■ Your objective: Every entry below is to be copied exactly, with nothing left out.

■ Source records:
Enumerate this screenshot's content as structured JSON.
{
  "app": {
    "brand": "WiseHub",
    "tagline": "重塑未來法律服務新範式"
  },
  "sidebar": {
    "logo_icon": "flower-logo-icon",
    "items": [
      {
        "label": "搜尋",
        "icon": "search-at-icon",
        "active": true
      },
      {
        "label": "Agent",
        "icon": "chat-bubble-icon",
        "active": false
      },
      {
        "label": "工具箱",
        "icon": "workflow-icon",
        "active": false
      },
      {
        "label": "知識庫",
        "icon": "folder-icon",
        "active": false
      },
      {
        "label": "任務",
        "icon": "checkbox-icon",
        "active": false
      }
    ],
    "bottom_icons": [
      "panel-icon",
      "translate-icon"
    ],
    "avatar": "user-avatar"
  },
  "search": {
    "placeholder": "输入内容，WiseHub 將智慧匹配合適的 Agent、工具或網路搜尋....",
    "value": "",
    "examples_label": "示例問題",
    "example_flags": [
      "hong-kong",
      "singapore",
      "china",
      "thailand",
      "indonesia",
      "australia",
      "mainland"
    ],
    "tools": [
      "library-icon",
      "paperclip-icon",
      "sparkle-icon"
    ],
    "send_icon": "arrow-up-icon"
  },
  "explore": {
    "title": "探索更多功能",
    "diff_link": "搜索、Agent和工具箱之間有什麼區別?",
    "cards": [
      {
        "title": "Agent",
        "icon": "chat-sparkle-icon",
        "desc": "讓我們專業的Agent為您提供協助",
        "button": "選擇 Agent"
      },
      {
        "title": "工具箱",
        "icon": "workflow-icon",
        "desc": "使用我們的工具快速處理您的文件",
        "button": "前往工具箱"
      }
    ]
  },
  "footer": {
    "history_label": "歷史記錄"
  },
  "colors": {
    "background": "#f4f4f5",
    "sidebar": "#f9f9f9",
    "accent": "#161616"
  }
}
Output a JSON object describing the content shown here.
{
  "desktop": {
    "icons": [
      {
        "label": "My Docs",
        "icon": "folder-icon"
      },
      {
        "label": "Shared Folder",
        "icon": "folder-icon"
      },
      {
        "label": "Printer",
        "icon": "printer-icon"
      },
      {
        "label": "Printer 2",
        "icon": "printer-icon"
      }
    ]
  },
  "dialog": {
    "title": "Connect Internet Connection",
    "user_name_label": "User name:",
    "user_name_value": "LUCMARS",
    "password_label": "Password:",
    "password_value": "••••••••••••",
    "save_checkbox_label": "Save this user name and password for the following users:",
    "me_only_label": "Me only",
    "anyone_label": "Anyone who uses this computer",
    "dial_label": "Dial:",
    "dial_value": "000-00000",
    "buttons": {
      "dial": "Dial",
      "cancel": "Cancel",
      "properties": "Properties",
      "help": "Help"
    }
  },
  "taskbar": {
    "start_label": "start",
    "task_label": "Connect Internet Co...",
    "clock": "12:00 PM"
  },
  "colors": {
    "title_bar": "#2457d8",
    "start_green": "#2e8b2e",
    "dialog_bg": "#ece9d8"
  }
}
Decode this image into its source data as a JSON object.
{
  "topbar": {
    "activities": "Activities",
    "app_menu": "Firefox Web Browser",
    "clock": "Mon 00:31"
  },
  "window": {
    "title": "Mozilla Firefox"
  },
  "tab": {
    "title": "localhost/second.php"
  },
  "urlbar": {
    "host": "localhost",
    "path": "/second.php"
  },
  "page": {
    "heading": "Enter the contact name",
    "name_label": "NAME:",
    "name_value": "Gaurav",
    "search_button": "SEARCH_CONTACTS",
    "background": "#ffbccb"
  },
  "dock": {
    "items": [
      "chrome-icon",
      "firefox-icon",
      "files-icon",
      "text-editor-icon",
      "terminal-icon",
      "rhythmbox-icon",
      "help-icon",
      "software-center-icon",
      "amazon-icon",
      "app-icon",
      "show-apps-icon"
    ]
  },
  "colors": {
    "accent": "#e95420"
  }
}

■ Final answer:
Enumerate this screenshot's content as structured JSON.
{
  "app": {
    "brand": "WiseHub",
    "tagline": "重塑未來法律服務新範式"
  },
  "sidebar": {
    "logo_icon": "flower-logo-icon",
    "items": [
      {
        "label": "搜尋",
        "icon": "search-at-icon",
        "active": true
      },
      {
        "label": "Agent",
        "icon": "chat-bubble-icon",
        "active": false
      },
      {
        "label": "工具箱",
        "icon": "workflow-icon",
        "active": false
      },
      {
        "label": "知識庫",
        "icon": "folder-icon",
        "active": false
      },
      {
        "label": "任務",
        "icon": "checkbox-icon",
        "active": false
      }
    ],
    "bottom_icons": [
      "panel-icon",
      "translate-icon"
    ],
    "avatar": "user-avatar"
  },
  "search": {
    "placeholder": "输入内容，WiseHub 將智慧匹配合適的 Agent、工具或網路搜尋....",
    "value": "",
    "examples_label": "示例問題",
    "example_flags": [
      "hong-kong",
      "singapore",
      "china",
      "thailand",
      "indonesia",
      "australia",
      "mainland"
    ],
    "tools": [
      "library-icon",
      "paperclip-icon",
      "sparkle-icon"
    ],
    "send_icon": "arrow-up-icon"
  },
  "explore": {
    "title": "探索更多功能",
    "diff_link": "搜索、Agent和工具箱之間有什麼區別?",
    "cards": [
      {
        "title": "Agent",
        "icon": "chat-sparkle-icon",
        "desc": "讓我們專業的Agent為您提供協助",
        "button": "選擇 Agent"
      },
      {
        "title": "工具箱",
        "icon": "workflow-icon",
        "desc": "使用我們的工具快速處理您的文件",
        "button": "前往工具箱"
      }
    ]
  },
  "footer": {
    "history_label": "歷史記錄"
  },
  "colors": {
    "background": "#f4f4f5",
    "sidebar": "#f9f9f9",
    "accent": "#161616"
  }
}
Output a JSON object describing the content shown here.
{
  "desktop": {
    "icons": [
      {
        "label": "My Docs",
        "icon": "folder-icon"
      },
      {
        "label": "Shared Folder",
        "icon": "folder-icon"
      },
      {
        "label": "Printer",
        "icon": "printer-icon"
      },
      {
        "label": "Printer 2",
        "icon": "printer-icon"
      }
    ]
  },
  "dialog": {
    "title": "Connect Internet Connection",
    "user_name_label": "User name:",
    "user_name_value": "LUCMARS",
    "password_label": "Password:",
    "password_value": "••••••••••••",
    "save_checkbox_label": "Save this user name and password for the following users:",
    "me_only_label": "Me only",
    "anyone_label": "Anyone who uses this computer",
    "dial_label": "Dial:",
    "dial_value": "000-00000",
    "buttons": {
      "dial": "Dial",
      "cancel": "Cancel",
      "properties": "Properties",
      "help": "Help"
    }
  },
  "taskbar": {
    "start_label": "start",
    "task_label": "Connect Internet Co...",
    "clock": "12:00 PM"
  },
  "colors": {
    "title_bar": "#2457d8",
    "start_green": "#2e8b2e",
    "dialog_bg": "#ece9d8"
  }
}
Decode this image into its source data as a JSON object.
{
  "topbar": {
    "activities": "Activities",
    "app_menu": "Firefox Web Browser",
    "clock": "Mon 00:31"
  },
  "window": {
    "title": "Mozilla Firefox"
  },
  "tab": {
    "title": "localhost/second.php"
  },
  "urlbar": {
    "host": "localhost",
    "path": "/second.php"
  },
  "page": {
    "heading": "Enter the contact name",
    "name_label": "NAME:",
    "name_value": "Gaurav",
    "search_button": "SEARCH_CONTACTS",
    "background": "#ffbccb"
  },
  "dock": {
    "items": [
      "chrome-icon",
      "firefox-icon",
      "files-icon",
      "text-editor-icon",
      "terminal-icon",
      "rhythmbox-icon",
      "help-icon",
      "software-center-icon",
      "amazon-icon",
      "app-icon",
      "show-apps-icon"
    ]
  },
  "colors": {
    "accent": "#e95420"
  }
}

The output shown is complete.